Texas Child Support Guidelines: How Payments Are Calculated
Some parents decide to end their marriage, one of the most difficult things to navigate is child support payments. The state of Texas sets guidelines to determine how much child support must be paid by the non-custodial parent. The guidelines focus on the best interest of the child and are based on the income of both parents, as well as some expenses related to the child.
The court system uses a formula to determine how much money must be paid on behalf of children. The percentage of income paid in child support varies depending on the number of children involved. Non-custodial parents who are not self-employed typically pay more, while parents who have care of significant additional children generally pay less.
If the non-custodial parent's income exceeds certain caps, then the guidelines do not apply and the court may set a higher or lower amount of support, depending on the individual circumstances of the family.In addition to income, the court may consider the expenses associated with raising the children, including healthcare and education costs. These expenses may be allocated between the parents according to the court's ruling.
It is important for parents to understand that child support payments are typically mandatory until the child reaches the age of majority or graduates from high school. This means that non-custodial parents cannot simply stop making payments on their own, or they may face significant legal consequences.
Overall, the child support system in Texas is designed to protect children by ensuring they have the resources they need to grow and thrive. While it can be difficult for parents to agree on child support payments, the guidelines set by the state help to make the process fair and equitable.Can the court determine a different amount than the baseline amount?
In divorce cases involving children, child support is a necessary matter that needs to be addressed.

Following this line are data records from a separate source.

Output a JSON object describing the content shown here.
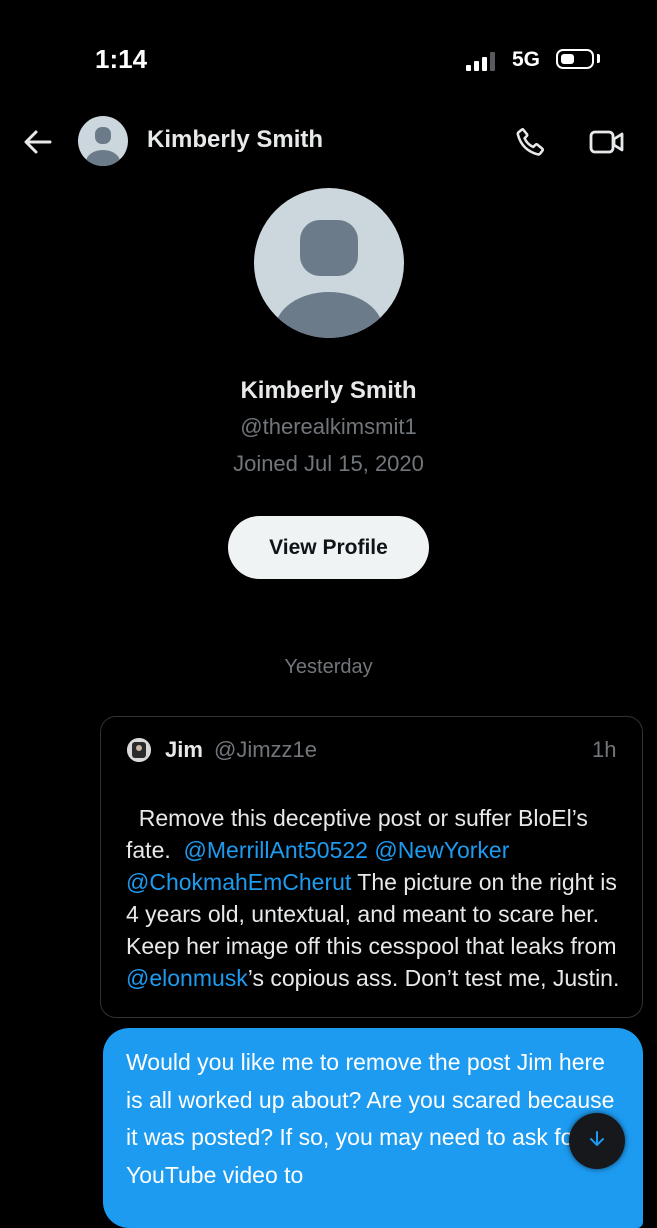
{
  "status_bar": {
    "time": "1:14",
    "network": "5G",
    "signal_bars_active": 3,
    "battery_icon": "battery-icon"
  },
  "header": {
    "back_icon": "back-arrow-icon",
    "contact_name": "Kimberly Smith",
    "call_icon": "phone-icon",
    "video_icon": "video-camera-icon"
  },
  "profile": {
    "name": "Kimberly Smith",
    "handle": "@therealkimsmit1",
    "joined": "Joined Jul 15, 2020",
    "view_button_label": "View Profile"
  },
  "conversation": {
    "date_separator": "Yesterday",
    "quoted_tweet": {
      "author_name": "Jim",
      "author_handle": "@Jimzz1e",
      "time": "1h",
      "text_parts": [
        {
          "text": "Remove this deceptive post or suffer BloEl’s fate.  ",
          "type": "text"
        },
        {
          "text": "@MerrillAnt50522",
          "type": "mention"
        },
        {
          "text": " ",
          "type": "text"
        },
        {
          "text": "@NewYorker",
          "type": "mention"
        },
        {
          "text": " ",
          "type": "text"
        },
        {
          "text": "@ChokmahEmCherut",
          "type": "mention"
        },
        {
          "text": " The picture on the right is 4 years old, untextual, and meant to scare her.  Keep her image off this cesspool that leaks from ",
          "type": "text"
        },
        {
          "text": "@elonmusk",
          "type": "mention"
        },
        {
          "text": "’s copious ass. Don’t test me, Justin.",
          "type": "text"
        }
      ]
    },
    "sent_message": "Would you like me to remove the post Jim here is all worked up about? Are you scared because it was posted? If so, you may need to ask for the YouTube video to"
  },
  "scroll_button": {
    "icon": "arrow-down-icon"
  },
  "colors": {
    "background": "#000000",
    "accent": "#1d9bf0",
    "secondary_text": "#71767b",
    "primary_text": "#e7e9ea"
  }
}
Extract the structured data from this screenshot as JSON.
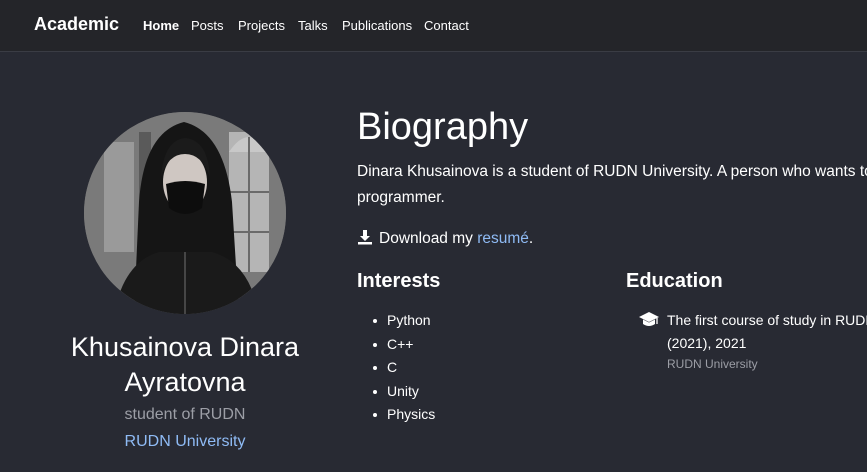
{
  "nav": {
    "brand": "Academic",
    "items": [
      {
        "label": "Home",
        "active": true
      },
      {
        "label": "Posts"
      },
      {
        "label": "Projects"
      },
      {
        "label": "Talks"
      },
      {
        "label": "Publications"
      },
      {
        "label": "Contact"
      }
    ]
  },
  "profile": {
    "name": "Khusainova Dinara Ayratovna",
    "role": "student of RUDN",
    "organization": "RUDN University"
  },
  "biography": {
    "title": "Biography",
    "lines": [
      "Dinara Khusainova is a student of RUDN University. A person who wants to",
      "programmer."
    ],
    "download_prefix": "Download my ",
    "download_link": "resumé",
    "download_suffix": "."
  },
  "interests": {
    "title": "Interests",
    "items": [
      "Python",
      "C++",
      "C",
      "Unity",
      "Physics"
    ]
  },
  "education": {
    "title": "Education",
    "course_lines": [
      "The first course of study in RUDN",
      "(2021), 2021"
    ],
    "institution": "RUDN University"
  },
  "colors": {
    "background": "#282a33",
    "navbar": "#242529",
    "link": "#8fbbf5",
    "muted": "#9c9ea6"
  },
  "icons": [
    "download-icon",
    "graduation-cap-icon"
  ]
}
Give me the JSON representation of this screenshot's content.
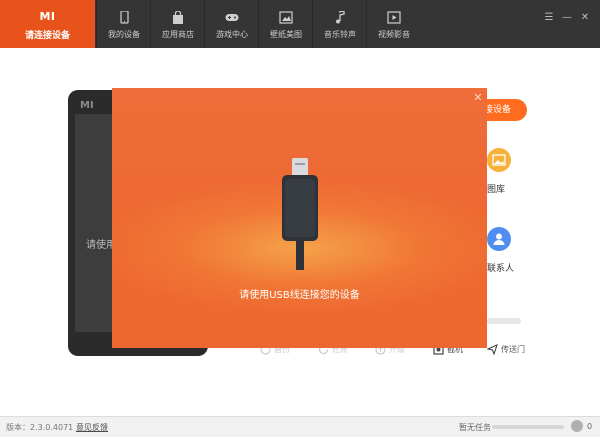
{
  "nav": {
    "connect": {
      "logo": "MI",
      "label": "请连接设备"
    },
    "tabs": [
      {
        "label": "我的设备",
        "icon": "phone-icon"
      },
      {
        "label": "应用商店",
        "icon": "bag-icon"
      },
      {
        "label": "游戏中心",
        "icon": "gamepad-icon"
      },
      {
        "label": "壁纸美图",
        "icon": "picture-icon"
      },
      {
        "label": "音乐铃声",
        "icon": "music-note-icon"
      },
      {
        "label": "视频影音",
        "icon": "video-icon"
      }
    ],
    "controls": {
      "menu": "☰",
      "minimize": "—",
      "close": "✕"
    }
  },
  "background": {
    "phone_logo": "MI",
    "phone_hint": "请使用",
    "connect_button": "接设备",
    "side_items": [
      {
        "label": "图库",
        "icon": "gallery-icon",
        "color": "#f7b23b"
      },
      {
        "label": "联系人",
        "icon": "contact-icon",
        "color": "#4f8ef0"
      }
    ],
    "tools": [
      {
        "label": "备份",
        "icon": "backup-icon",
        "enabled": false
      },
      {
        "label": "还原",
        "icon": "restore-icon",
        "enabled": false
      },
      {
        "label": "升级",
        "icon": "upgrade-icon",
        "enabled": false
      },
      {
        "label": "截机",
        "icon": "screenshot-icon",
        "enabled": true
      },
      {
        "label": "传送门",
        "icon": "send-icon",
        "enabled": true
      }
    ]
  },
  "dialog": {
    "message": "请使用USB线连接您的设备",
    "close": "✕",
    "colors": {
      "start": "#f5a24a",
      "end": "#ee6630"
    }
  },
  "status": {
    "version": "版本：2.3.0.4071",
    "feedback": "意见反馈",
    "task": "暂无任务",
    "count": "0"
  },
  "colors": {
    "accent": "#e8531c",
    "topbar": "#353535"
  }
}
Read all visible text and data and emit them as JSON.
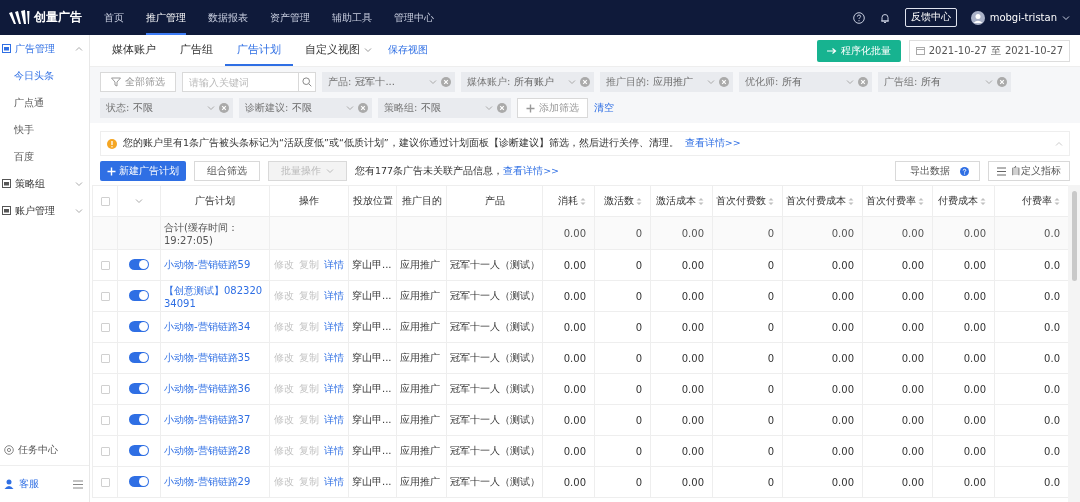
{
  "top_nav": {
    "logo": "创量广告",
    "items": [
      {
        "label": "首页",
        "selected": false
      },
      {
        "label": "推广管理",
        "selected": true
      },
      {
        "label": "数据报表",
        "selected": false
      },
      {
        "label": "资产管理",
        "selected": false
      },
      {
        "label": "辅助工具",
        "selected": false
      },
      {
        "label": "管理中心",
        "selected": false
      }
    ],
    "feedback": "反馈中心",
    "user": "mobgi-tristan"
  },
  "sidebar": {
    "groups": [
      {
        "label": "广告管理",
        "expanded": true,
        "children": [
          {
            "label": "今日头条",
            "selected": true
          },
          {
            "label": "广点通",
            "selected": false
          },
          {
            "label": "快手",
            "selected": false
          },
          {
            "label": "百度",
            "selected": false
          }
        ]
      },
      {
        "label": "策略组",
        "expanded": false
      },
      {
        "label": "账户管理",
        "expanded": false
      }
    ],
    "task_center": "任务中心",
    "support": "客服"
  },
  "view_tabs": {
    "tabs": [
      {
        "label": "媒体账户",
        "selected": false,
        "dropdown": false
      },
      {
        "label": "广告组",
        "selected": false,
        "dropdown": false
      },
      {
        "label": "广告计划",
        "selected": true,
        "dropdown": false
      },
      {
        "label": "自定义视图",
        "selected": false,
        "dropdown": true
      }
    ],
    "save_view": "保存视图",
    "batch_button": "程序化批量",
    "date_from": "2021-10-27",
    "date_sep": "至",
    "date_to": "2021-10-27"
  },
  "filters": {
    "all_filters": "全部筛选",
    "search_placeholder": "请输入关键词",
    "selects": [
      {
        "label": "产品:",
        "value": "冠军十..."
      },
      {
        "label": "媒体账户:",
        "value": "所有账户"
      },
      {
        "label": "推广目的:",
        "value": "应用推广"
      },
      {
        "label": "优化师:",
        "value": "所有"
      },
      {
        "label": "广告组:",
        "value": "所有"
      },
      {
        "label": "状态:",
        "value": "不限"
      },
      {
        "label": "诊断建议:",
        "value": "不限"
      },
      {
        "label": "策略组:",
        "value": "不限"
      }
    ],
    "add_filter": "添加筛选",
    "clear": "清空"
  },
  "notice": {
    "text": "您的账户里有1条广告被头条标记为“活跃度低”或“低质计划”，建议你通过计划面板【诊断建议】筛选，然后进行关停、清理。",
    "link": "查看详情>>"
  },
  "toolbar": {
    "new_button": "新建广告计划",
    "combo_filter": "组合筛选",
    "batch_ops": {
      "label": "批量操作",
      "disabled": true
    },
    "info": "您有177条广告未关联产品信息，",
    "info_link": "查看详情>>",
    "export": "导出数据",
    "custom_metrics": "自定义指标"
  },
  "table": {
    "header_checked": false,
    "columns": [
      {
        "label": "广告计划",
        "sortable": false
      },
      {
        "label": "操作",
        "sortable": false
      },
      {
        "label": "投放位置",
        "sortable": false
      },
      {
        "label": "推广目的",
        "sortable": false
      },
      {
        "label": "产品",
        "sortable": false
      },
      {
        "label": "消耗",
        "sortable": true
      },
      {
        "label": "激活数",
        "sortable": true
      },
      {
        "label": "激活成本",
        "sortable": true
      },
      {
        "label": "首次付费数",
        "sortable": true
      },
      {
        "label": "首次付费成本",
        "sortable": true
      },
      {
        "label": "首次付费率",
        "sortable": true
      },
      {
        "label": "付费成本",
        "sortable": true
      },
      {
        "label": "付费率",
        "sortable": true
      }
    ],
    "total": {
      "label": "合计(缓存时间：19:27:05)",
      "values": [
        "0.00",
        "0",
        "0.00",
        "0",
        "0.00",
        "0.00",
        "0.00",
        "0.0"
      ]
    },
    "rows": [
      {
        "checked": false,
        "enabled": true,
        "name": "小动物-营销链路59",
        "actions": [
          {
            "label": "修改",
            "disabled": true
          },
          {
            "label": "复制",
            "disabled": true
          },
          {
            "label": "详情",
            "disabled": false
          }
        ],
        "placement": "穿山甲...",
        "purpose": "应用推广",
        "product": "冠军十一人（测试）",
        "values": [
          "0.00",
          "0",
          "0.00",
          "0",
          "0.00",
          "0.00",
          "0.00",
          "0.0"
        ]
      },
      {
        "checked": false,
        "enabled": true,
        "name": "【创意测试】08232034091",
        "actions": [
          {
            "label": "修改",
            "disabled": true
          },
          {
            "label": "复制",
            "disabled": true
          },
          {
            "label": "详情",
            "disabled": false
          }
        ],
        "placement": "穿山甲...",
        "purpose": "应用推广",
        "product": "冠军十一人（测试）",
        "values": [
          "0.00",
          "0",
          "0.00",
          "0",
          "0.00",
          "0.00",
          "0.00",
          "0.0"
        ]
      },
      {
        "checked": false,
        "enabled": true,
        "name": "小动物-营销链路34",
        "actions": [
          {
            "label": "修改",
            "disabled": true
          },
          {
            "label": "复制",
            "disabled": true
          },
          {
            "label": "详情",
            "disabled": false
          }
        ],
        "placement": "穿山甲...",
        "purpose": "应用推广",
        "product": "冠军十一人（测试）",
        "values": [
          "0.00",
          "0",
          "0.00",
          "0",
          "0.00",
          "0.00",
          "0.00",
          "0.0"
        ]
      },
      {
        "checked": false,
        "enabled": true,
        "name": "小动物-营销链路35",
        "actions": [
          {
            "label": "修改",
            "disabled": true
          },
          {
            "label": "复制",
            "disabled": true
          },
          {
            "label": "详情",
            "disabled": false
          }
        ],
        "placement": "穿山甲...",
        "purpose": "应用推广",
        "product": "冠军十一人（测试）",
        "values": [
          "0.00",
          "0",
          "0.00",
          "0",
          "0.00",
          "0.00",
          "0.00",
          "0.0"
        ]
      },
      {
        "checked": false,
        "enabled": true,
        "name": "小动物-营销链路36",
        "actions": [
          {
            "label": "修改",
            "disabled": true
          },
          {
            "label": "复制",
            "disabled": true
          },
          {
            "label": "详情",
            "disabled": false
          }
        ],
        "placement": "穿山甲...",
        "purpose": "应用推广",
        "product": "冠军十一人（测试）",
        "values": [
          "0.00",
          "0",
          "0.00",
          "0",
          "0.00",
          "0.00",
          "0.00",
          "0.0"
        ]
      },
      {
        "checked": false,
        "enabled": true,
        "name": "小动物-营销链路37",
        "actions": [
          {
            "label": "修改",
            "disabled": true
          },
          {
            "label": "复制",
            "disabled": true
          },
          {
            "label": "详情",
            "disabled": false
          }
        ],
        "placement": "穿山甲...",
        "purpose": "应用推广",
        "product": "冠军十一人（测试）",
        "values": [
          "0.00",
          "0",
          "0.00",
          "0",
          "0.00",
          "0.00",
          "0.00",
          "0.0"
        ]
      },
      {
        "checked": false,
        "enabled": true,
        "name": "小动物-营销链路28",
        "actions": [
          {
            "label": "修改",
            "disabled": true
          },
          {
            "label": "复制",
            "disabled": true
          },
          {
            "label": "详情",
            "disabled": false
          }
        ],
        "placement": "穿山甲...",
        "purpose": "应用推广",
        "product": "冠军十一人（测试）",
        "values": [
          "0.00",
          "0",
          "0.00",
          "0",
          "0.00",
          "0.00",
          "0.00",
          "0.0"
        ]
      },
      {
        "checked": false,
        "enabled": true,
        "name": "小动物-营销链路29",
        "actions": [
          {
            "label": "修改",
            "disabled": true
          },
          {
            "label": "复制",
            "disabled": true
          },
          {
            "label": "详情",
            "disabled": false
          }
        ],
        "placement": "穿山甲...",
        "purpose": "应用推广",
        "product": "冠军十一人（测试）",
        "values": [
          "0.00",
          "0",
          "0.00",
          "0",
          "0.00",
          "0.00",
          "0.00",
          "0.0"
        ]
      }
    ]
  }
}
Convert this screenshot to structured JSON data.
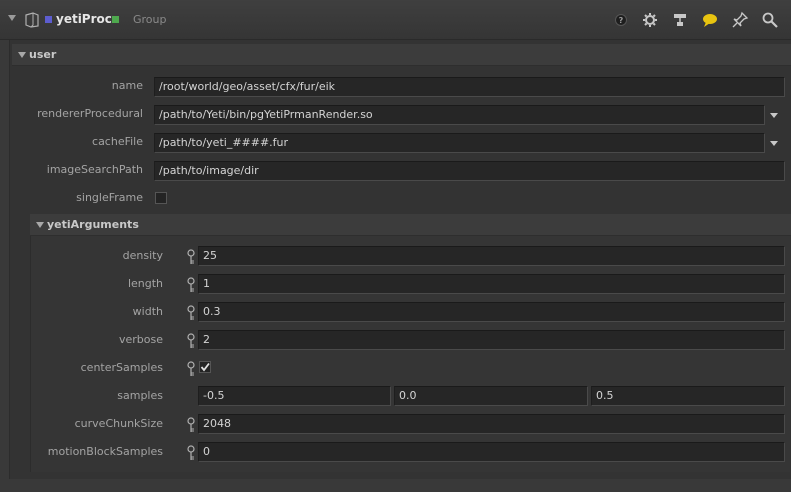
{
  "header": {
    "node_name": "yetiProc",
    "node_type": "Group",
    "colors": {
      "bg": "#393939",
      "swatch_blue": "#5d5dcf",
      "swatch_green": "#4ea94e",
      "comment_icon": "#e8c410"
    },
    "icons": [
      "help-icon",
      "gear-icon",
      "network-icon",
      "comment-icon",
      "pin-icon",
      "search-icon"
    ]
  },
  "user": {
    "title": "user",
    "params": {
      "name": {
        "label": "name",
        "value": "/root/world/geo/asset/cfx/fur/eik"
      },
      "rendererProcedural": {
        "label": "rendererProcedural",
        "value": "/path/to/Yeti/bin/pgYetiPrmanRender.so"
      },
      "cacheFile": {
        "label": "cacheFile",
        "value": "/path/to/yeti_####.fur"
      },
      "imageSearchPath": {
        "label": "imageSearchPath",
        "value": "/path/to/image/dir"
      },
      "singleFrame": {
        "label": "singleFrame",
        "checked": false
      }
    }
  },
  "yetiArguments": {
    "title": "yetiArguments",
    "params": {
      "density": {
        "label": "density",
        "value": "25"
      },
      "length": {
        "label": "length",
        "value": "1"
      },
      "width": {
        "label": "width",
        "value": "0.3"
      },
      "verbose": {
        "label": "verbose",
        "value": "2"
      },
      "centerSamples": {
        "label": "centerSamples",
        "checked": true
      },
      "samples": {
        "label": "samples",
        "values": [
          "-0.5",
          "0.0",
          "0.5"
        ]
      },
      "curveChunkSize": {
        "label": "curveChunkSize",
        "value": "2048"
      },
      "motionBlockSamples": {
        "label": "motionBlockSamples",
        "value": "0"
      }
    }
  }
}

Texas law provides guidelines for calculating child support payments based on the income of the non-custodial parent, the number of children involved, and other factors. However, there are situations where the court may award more or less than the baseline amount.
While the guidelines provide an objective way to determine the amount of child support, they may not always capture the unique circumstances of a family. If a non-custodial parent's income is substantially higher or lower than the average for their profession or if the child has significant medical or educational expenses, the court may deviate from the guidelines.
By law, the court must consider certain factors when exercising its discretion to deviate from the guidelines. These factors may include the child's age and needs, the financial resources of the custodial and non-custodial parents, the standard of living the child would have enjoyed had the marriage not been dissolved, and the educational expenses of the child.
In some cases, the court may also consider the earning capacity of the custodial parent. For instance, if the custodial parent is unemployed but capable of earning a reasonable income, the court may consider potential income in determining the amount of support owed by the non-custodial parent.
It is also important to note that the court may increase or decrease the amount of child support owed if the non-custodial parent has other children to support. This is because the guidelines take into account the number of children involved in the case, and additional children may have an impact on the amount of support owed.
Finally, it is worth noting that just because the court can deviate from the guidelines does not mean they always will. In Texas, the court considers these factors on a case-by-case basis and makes decisions that are in the best interest of the child. The court's ultimate goal is to ensure that the child’s needs are met in a fair and equitable manner and that both parents are contributing to their child’s well-being.Is there a limit to the amount of child support that can be awarded?
Child support is a crucial aspect of divorce proceedings when there are minors involved. Its main objective is to guarantee that the child's financial requirements are met after the divorce. The court considers various factors, including the parent's income, the number of children, and the child's needs, when calculating child support.
One question that often arises in child support cases is whether there is a maximum amount of child support that a parent can be ordered to pay. The answer to this question varies from state to state, and Texas is no exception.
In Texas, there is no maximum amount of child support that a parent can be ordered to pay. The court determines child support based on the parent's income and the child's needs, and there is no set cap on the amount. However, it's worth noting that the court may deviate from the standard child support guidelines in some situations.
The child support guidelines in Texas are intended to provide an objective way to determine the amount of child support. Under these guidelines, the non-custodial parent pays a percentage of their net resources based on the number of children involved. For example, if the non-custodial parent has one child, they would pay 20% of their net resources in child support.
While the guidelines provide a starting point, they don't account for every situation. In some cases, the court may find that deviating from the guidelines is necessary to ensure that the child's needs are met adequately. For instance, if the child has significant medical or educational expenses, the court may order additional support beyond the guideline amount.
Another factor that may influence the amount of child support is the income of the non-custodial parent. If the non-custodial parent makes an exceptionally high income, the court may order an amount beyond the guideline amount to ensure that the child's needs are met.
In conclusion, there is no maximum amount of child support that a parent can be ordered to pay in Texas. The amount of support is determined based on the child's needs and the parents' incomes, and the court has the discretion to deviate from the guidelines in certain situations. As with any legal matter, it's best to consult with a family law attorney to ensure that your rights and interests are protected.
An experienced family law attorney in Harris County, Galveston County, Fort Bend County, Montgomery County, Brazoria County, Houston, Sugar Land, Missouri City, and Stafford, Texas at Thornton Esquire Law Group, PLLC, can help you explain and navigate the entire case process. Contact us today at www.thorntonesquirelawgroup.com for a free consultation.